Analysis of algorithms is concerned with accurate estimates of complexity parameters of algorithms and aims at predicting the behavior of a given algorithm run in a given environment. It develops general methods for obtaining closed-form formulae, asymptotic estimates, and probability distributions for combinatorial or probabilistic quantities, that are of interest in the optimization of algorithms. Interest is also placed on the methods themselves, whether combinatorial, probabilistic, or analytic. Combinatorial and statistical properties of discrete structures (strings, trees, tries, dags, graphs, and so on) as well as mathematical objects (e.g., continued fractions, polynomials, operators) that are relevant to the design of efficient algorithms are investigated.

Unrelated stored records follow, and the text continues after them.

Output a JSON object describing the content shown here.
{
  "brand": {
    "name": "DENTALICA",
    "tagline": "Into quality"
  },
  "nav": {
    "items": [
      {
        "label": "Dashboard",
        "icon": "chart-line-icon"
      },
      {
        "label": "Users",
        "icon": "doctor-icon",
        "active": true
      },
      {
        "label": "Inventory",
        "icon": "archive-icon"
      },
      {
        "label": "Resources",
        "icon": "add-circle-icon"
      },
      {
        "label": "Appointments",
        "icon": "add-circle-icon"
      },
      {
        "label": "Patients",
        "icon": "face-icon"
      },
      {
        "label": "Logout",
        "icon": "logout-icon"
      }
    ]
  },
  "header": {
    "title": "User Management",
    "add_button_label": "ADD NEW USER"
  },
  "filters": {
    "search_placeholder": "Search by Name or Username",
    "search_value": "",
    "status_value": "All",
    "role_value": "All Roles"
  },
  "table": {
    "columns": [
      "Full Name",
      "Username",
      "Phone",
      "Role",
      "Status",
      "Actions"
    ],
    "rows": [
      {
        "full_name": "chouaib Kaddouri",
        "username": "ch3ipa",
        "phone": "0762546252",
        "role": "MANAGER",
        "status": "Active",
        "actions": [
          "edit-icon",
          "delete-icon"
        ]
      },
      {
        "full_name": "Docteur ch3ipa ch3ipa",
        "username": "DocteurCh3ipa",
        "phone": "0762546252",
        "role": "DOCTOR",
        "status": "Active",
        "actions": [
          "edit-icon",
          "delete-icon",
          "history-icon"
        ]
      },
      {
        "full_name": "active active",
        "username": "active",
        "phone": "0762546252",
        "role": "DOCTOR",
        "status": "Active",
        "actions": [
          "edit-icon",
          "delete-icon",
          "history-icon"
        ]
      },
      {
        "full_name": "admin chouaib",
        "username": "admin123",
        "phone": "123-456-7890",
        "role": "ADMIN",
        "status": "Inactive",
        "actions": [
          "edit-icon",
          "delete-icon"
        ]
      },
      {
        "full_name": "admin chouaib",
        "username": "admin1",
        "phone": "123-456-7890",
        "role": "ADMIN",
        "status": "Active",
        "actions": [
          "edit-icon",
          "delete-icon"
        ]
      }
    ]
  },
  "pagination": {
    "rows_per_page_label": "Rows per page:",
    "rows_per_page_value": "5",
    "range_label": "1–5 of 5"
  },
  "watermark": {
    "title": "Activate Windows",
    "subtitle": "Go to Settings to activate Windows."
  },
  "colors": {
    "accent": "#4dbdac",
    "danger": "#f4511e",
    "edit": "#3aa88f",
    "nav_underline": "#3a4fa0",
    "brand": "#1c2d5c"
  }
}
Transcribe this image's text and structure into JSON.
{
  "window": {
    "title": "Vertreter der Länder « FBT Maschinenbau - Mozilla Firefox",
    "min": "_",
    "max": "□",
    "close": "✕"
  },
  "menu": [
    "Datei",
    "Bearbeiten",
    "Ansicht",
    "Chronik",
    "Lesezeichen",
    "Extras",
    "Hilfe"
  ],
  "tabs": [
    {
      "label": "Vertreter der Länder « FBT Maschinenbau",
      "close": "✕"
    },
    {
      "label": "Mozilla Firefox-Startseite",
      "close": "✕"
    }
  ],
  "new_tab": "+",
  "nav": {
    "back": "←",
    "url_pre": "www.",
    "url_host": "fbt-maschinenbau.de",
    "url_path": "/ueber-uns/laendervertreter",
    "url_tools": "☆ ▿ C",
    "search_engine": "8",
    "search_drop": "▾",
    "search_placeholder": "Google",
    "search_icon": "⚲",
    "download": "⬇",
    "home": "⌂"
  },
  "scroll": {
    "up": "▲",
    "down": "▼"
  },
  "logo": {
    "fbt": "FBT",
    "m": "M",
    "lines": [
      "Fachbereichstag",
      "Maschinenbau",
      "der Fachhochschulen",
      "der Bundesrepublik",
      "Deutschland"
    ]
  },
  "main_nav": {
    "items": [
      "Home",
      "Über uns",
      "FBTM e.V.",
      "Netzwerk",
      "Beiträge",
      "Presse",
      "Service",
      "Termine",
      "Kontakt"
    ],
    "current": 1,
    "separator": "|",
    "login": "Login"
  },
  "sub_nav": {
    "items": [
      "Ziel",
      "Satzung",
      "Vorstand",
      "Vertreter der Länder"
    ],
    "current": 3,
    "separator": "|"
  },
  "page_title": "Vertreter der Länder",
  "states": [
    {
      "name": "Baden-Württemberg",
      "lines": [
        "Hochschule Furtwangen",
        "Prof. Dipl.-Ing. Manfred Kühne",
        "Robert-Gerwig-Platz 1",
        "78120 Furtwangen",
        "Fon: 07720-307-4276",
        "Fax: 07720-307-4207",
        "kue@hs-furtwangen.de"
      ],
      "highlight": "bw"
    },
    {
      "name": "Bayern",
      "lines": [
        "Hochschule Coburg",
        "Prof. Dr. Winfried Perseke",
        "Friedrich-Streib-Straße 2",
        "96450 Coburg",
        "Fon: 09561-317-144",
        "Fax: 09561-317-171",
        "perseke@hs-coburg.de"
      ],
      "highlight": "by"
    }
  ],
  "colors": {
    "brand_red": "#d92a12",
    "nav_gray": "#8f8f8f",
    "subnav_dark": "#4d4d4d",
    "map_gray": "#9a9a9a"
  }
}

Since its inception in 1963, the field has undergone substantial changes. We see now the emergence of combinatorial and asymptotic methods that allow the classification of data structures into broad categories that are amenable to a unified treatment. In recent years, probabilistic methods, which have been so successful in the study of random graphs and hard combinatorial optimization problems, have also been shown to play an important role in this field. These developments have two important consequences for the analysis of algorithms: it becomes possible to predict average behavior under more general probabilistic models than before; at the same time it becomes possible to analyze algorithms that are more structurally complex than before. To achieve these goals, the analysis of algorithms draws on a number of branches of mathematics: combinatorics, probability theory, graph theory, real and complex analysis, number theory, and occasionally algebra, geometry, operations research, and others.
Information theory appears to be an area of strong synergy with analysis of algorithms. This synergy has already yielded very interesting results, such as the characterization of structural properties of the Lempel-Ziv parsing tree and a precise asymptotic characterization of the redundancy of the Lempel-Ziv data compression scheme. Thus, techniques from analysis of algorithms have given new insights into the structure of the algorithms used in information theory, as well as their information-theoretic performance.
The first half of this summer graduate program will focus on analytic combinatorics and algorithms, while information theory applications will be studied in the second. Lecturers will include P. Flajolet, G. Seroussi, W. Szpankowski, and M. Weinberger.
This summer graduate program will be followed by a one-week workshop on analysis of algorithms.